The institution must then file one of three marijuana-specific Suspicious Activity Reports (SAR), and continue filing SARs throughout its relationship with the marijuana-related business. Which of the three depends on what the institution uncovers in its due diligence:
- The institution should file a “Marijuana Limited” SAR if “it reasonably believes, based on its customer due diligence,” that the business “does not implicate one of the Cole Memo priorities or violate state law[.]”
- The institution should file a “Marijuana Priority” SAR if “it reasonably believes, based on its customer due diligence,” that the business “implicates one of the Cole Memo priorities or violates state law[.]”
- The institution should file a “Marijuana Termination” SAR if “it reasonably believes, based on its customer due diligence,” that it must terminate its relationship with the business “to maintain an effective anti-money laundering compliance program[.]”
While the FinCEN Guidance mandates an onerous compliance program for financial institutions doing business with the legal-marijuana industry, the costs of such programs can be passed through to the legal-marijuana client. Given the dearth of supply and substantial demand for financial institutions willing to do business with them, such clients understand the need for and are willing to pay such fees.
‘UNSAFE AND UNSOUND PRACTICES’
The FDIC provides deposit insurance to its member banks, and all federally — and nationally — chartered banks, and nearly all state-chartered banks, are required to have FDIC Insurance. FDIC-insured banks that engage in “unsafe or unsound practices” are subject to FDIC enforcement actions.
While the FDIC has broadly declared that “committing violations of law”10 is an unsafe and unsound practice, courts have interpreted the phrase “unsafe or unsound practice” as a “flexible concept which gives the administering agency the ability to adapt to changing business problems and practices in the regulation of the banking industry.”11

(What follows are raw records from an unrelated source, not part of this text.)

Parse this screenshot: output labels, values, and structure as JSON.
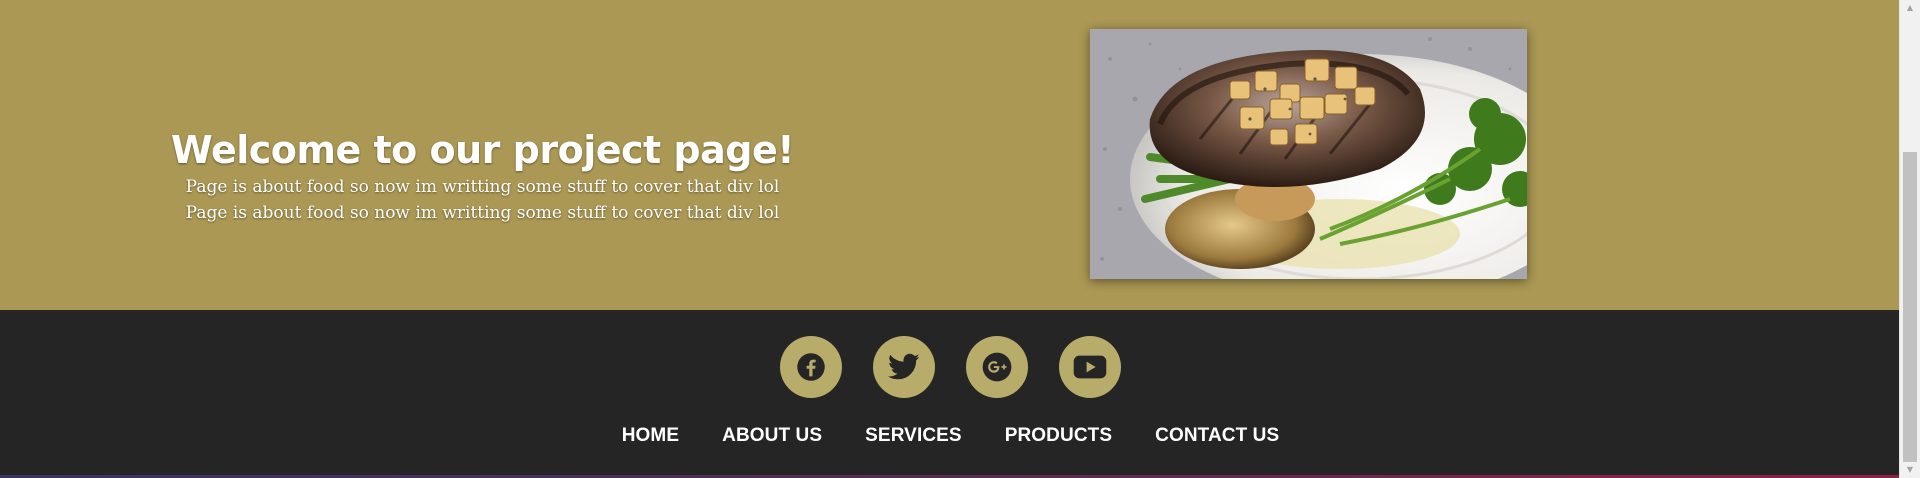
{
  "hero": {
    "title": "Welcome to our project page!",
    "lines": [
      "Page is about food so now im writting some stuff to cover that div lol",
      "Page is about food so now im writting some stuff to cover that div lol"
    ],
    "image_icon": "grilled-pork-chop-photo"
  },
  "footer": {
    "social": [
      {
        "name": "facebook",
        "icon": "facebook-icon"
      },
      {
        "name": "twitter",
        "icon": "twitter-icon"
      },
      {
        "name": "google-plus",
        "icon": "google-plus-icon"
      },
      {
        "name": "youtube",
        "icon": "youtube-icon"
      }
    ],
    "nav": [
      "HOME",
      "ABOUT US",
      "SERVICES",
      "PRODUCTS",
      "CONTACT US"
    ]
  },
  "colors": {
    "hero_background": "#ab9854",
    "footer_background": "#252525",
    "social_circle": "#b7ac6a",
    "icon_color": "#252525",
    "nav_text": "#ffffff"
  },
  "scrollbar": {
    "up_icon": "scroll-up-arrow-icon",
    "down_icon": "scroll-down-arrow-icon"
  }
}
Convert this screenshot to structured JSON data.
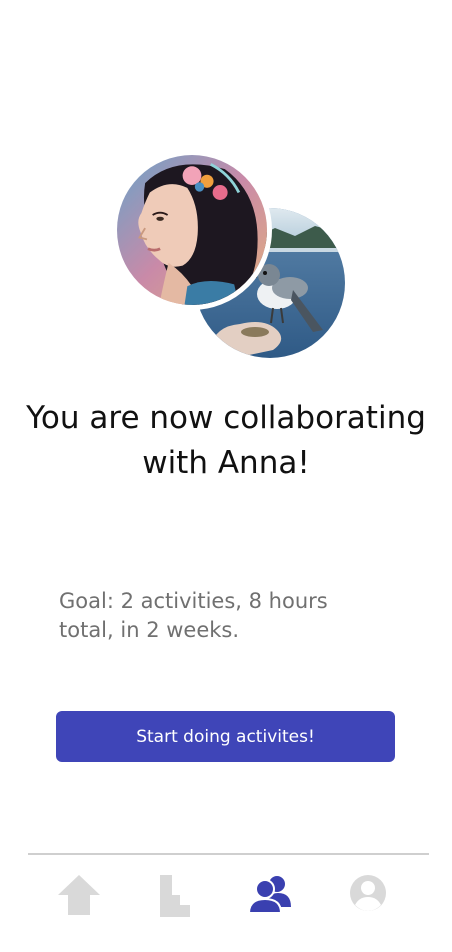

Given the federal prohibition on marijuana, providing banking services to legal-marijuana businesses can put an institution’s FDIC Insurance at risk.
But a financial institution serving the legal-marijuana industry may be able to decrease the risk that the FDIC would deem such service an “unsafe and unsound practice” through certain actions, like limiting marijuana-related deposits to a small percentage of its total deposits to decrease liquidity risk and ensuring its employees are well-trained on its policies and procedures for serving the industry.
Notably, unlike their bank counterparts, credit unions are not supervised by the FDIC, and the FDIC does not insure their deposits. Those deposits are instead insured by the National Credit Union Administration (NCUA), which also supervises federally-chartered credit unions.
The NCUA has indicated that it will follow the FinCEN Guidance12 when examining the federally-chartered credit unions it supervises, and state-chartered credit unions are not supervised by federal banking regulators.
For these reasons, many view the regulatory environment for providing banking services to the legal-marijuana industry as more favorable for credit unions than their bank counterparts.
Until marijuana is legalized at the federal level or Congress passes legislation protecting financial institutions that serve the legal-marijuana industry, providing banking services to that industry will be a risky endeavor.
But financial institutions can minimize that risk to an extent by building out a robust compliance program. While that program may be costly, financial institutions can recoup those costs through the fees they charge to the legal-marijuana client, which can provide a potentially lucrative opportunity for financial institutions willing to engage with the industry.
Republished with permission. This article appeared in Westlaw Journal Bank & Lender Liability on July 9, 2018.